Case Laws relating to Doctrine of Ultra Vires
In India the first concept of ultra vires was noticed in the case of Jahangir R. Modi vs Shamji Ladha , where the plaintiff had purchased 600shares in a company and the defendant(directors of the company) had also purchased some shares in the same company. The memorandum of the company did not allow the members to sell or purchase any shares of the company. The plaintiff sued the directors of the company and asked for the compensation for the purchase of the shares from the court. The Bombay High Court held that “a shareowner can maintain an action against the directors of the company to compel them to restore to the company the funds to it that have been employed by them in a transaction that they have no authority to enter into, without making the company a party to the suit”.
The other important case that can be cited is A. Lakshmanswamy Mudaliar vs Life Insurance Company.
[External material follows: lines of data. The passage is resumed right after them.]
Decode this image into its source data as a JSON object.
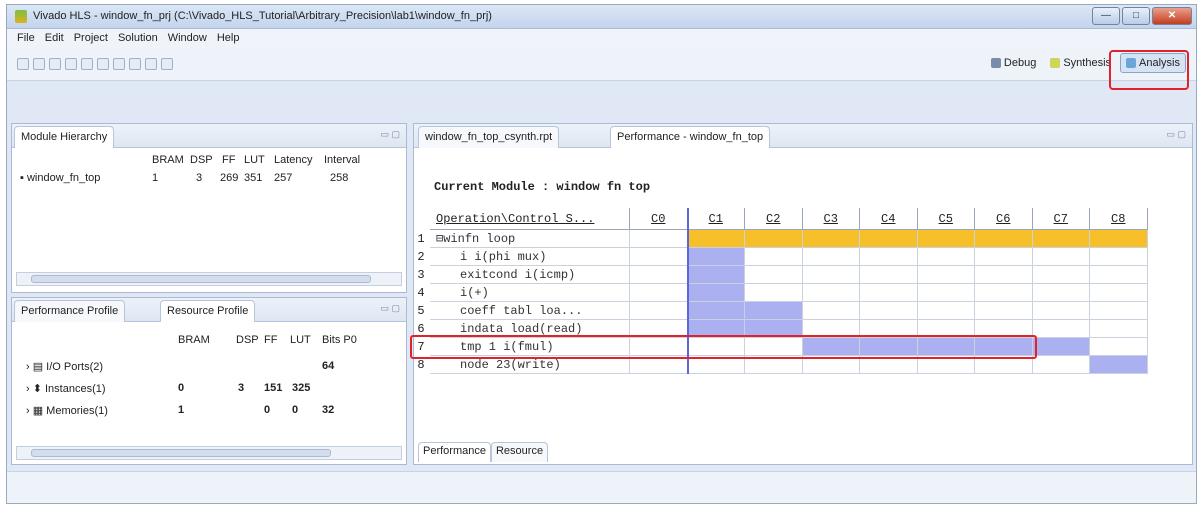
{
  "window": {
    "title": "Vivado HLS - window_fn_prj (C:\\Vivado_HLS_Tutorial\\Arbitrary_Precision\\lab1\\window_fn_prj)"
  },
  "window_buttons": {
    "minimize": "—",
    "maximize": "□",
    "close": "✕"
  },
  "menu": [
    "File",
    "Edit",
    "Project",
    "Solution",
    "Window",
    "Help"
  ],
  "perspectives": {
    "debug": "Debug",
    "synthesis": "Synthesis",
    "analysis": "Analysis"
  },
  "module_hierarchy": {
    "tab": "Module Hierarchy",
    "columns": [
      "BRAM",
      "DSP",
      "FF",
      "LUT",
      "Latency",
      "Interval"
    ],
    "rows": [
      {
        "name": "window_fn_top",
        "values": [
          "1",
          "3",
          "269",
          "351",
          "257",
          "258"
        ]
      }
    ]
  },
  "profile": {
    "tabs": [
      "Performance Profile",
      "Resource Profile"
    ],
    "columns": [
      "BRAM",
      "DSP",
      "FF",
      "LUT",
      "Bits P0"
    ],
    "rows": [
      {
        "name": "I/O Ports(2)",
        "values": [
          "",
          "",
          "",
          "",
          "64"
        ]
      },
      {
        "name": "Instances(1)",
        "values": [
          "0",
          "3",
          "151",
          "325",
          ""
        ]
      },
      {
        "name": "Memories(1)",
        "values": [
          "1",
          "",
          "0",
          "0",
          "32"
        ]
      }
    ]
  },
  "editor": {
    "tabs": [
      "window_fn_top_csynth.rpt",
      "Performance - window_fn_top"
    ],
    "current_module": "Current Module : window fn top",
    "header": "Operation\\Control S...",
    "steps": [
      "C0",
      "C1",
      "C2",
      "C3",
      "C4",
      "C5",
      "C6",
      "C7",
      "C8"
    ],
    "ops": [
      {
        "n": "1",
        "label": "⊟winfn loop"
      },
      {
        "n": "2",
        "label": "i i(phi mux)"
      },
      {
        "n": "3",
        "label": "exitcond i(icmp)"
      },
      {
        "n": "4",
        "label": "i(+)"
      },
      {
        "n": "5",
        "label": "coeff tabl loa..."
      },
      {
        "n": "6",
        "label": "indata load(read)"
      },
      {
        "n": "7",
        "label": "tmp 1 i(fmul)"
      },
      {
        "n": "8",
        "label": "node 23(write)"
      }
    ],
    "bottom_tabs": [
      "Performance",
      "Resource"
    ]
  },
  "colors": {
    "loop": "#f7c02a",
    "op": "#aab0f0",
    "highlight": "#e2222a"
  }
}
In this case the memorandum of the company stated that the directors can donate a part of the company’s profit to a charitable organisation that would help the public or any benevolent object. In accordance with this, the directors donated Rs.2lacs to a charitable organisation for promoting technical and business knowledge. The court eventually held that the directors cannot donate the money to any charitable trust of their choice. They could only spend such amount on the charitable trust that enables them to promote the company’s own business, i.e., the money could be donated to a charitable trust which enables them for the attainment of the company’s own objects. However, the company’s business having been taken over by the life insurance corporation, it had no business left to promote. The court held that the payment made by the directors towards the charitable trust was, therefore, unauthorised and the trustees acquired no right to the amount paid by the directors. Further, the court made the directors of the company personally liable for the payment made by them. The appeal was, therefore, dismissed.
Thus, we can say that no company can function without borrowings, but it is also necessary to protect the interests of the creditors and the shareowners. Any irresponsible act can result in the insolvency or winding up of the company. This may cause considerable losses to them. So to protect the interest of the investors and the creditors, specific provisions are made in the memorandum of the company which defines the objectives of the company.
Directors of the company can act only within the purview of the authority provided to them under these objectives. If any borrowing is made beyond the authority provided by these objectives mentioned in the memorandum, it will be considered as ultra-vires. Any borrowing which is made through an ultra-vires act is void-ab-initio, and hence, directors are personally responsible for these acts. However, if such borrowings are ultra-vires only to the articles of the company or ultra-vires directors, then they can be ratified by the shareholders. Then after such ratification, they will be considered valid.
Thus, directors must be very cautious while borrowing funds, as it may not only make them personally liable for the consequences of such acts but also may result in considerable losses to investors and creditors.
Author Details: Anshika Sharma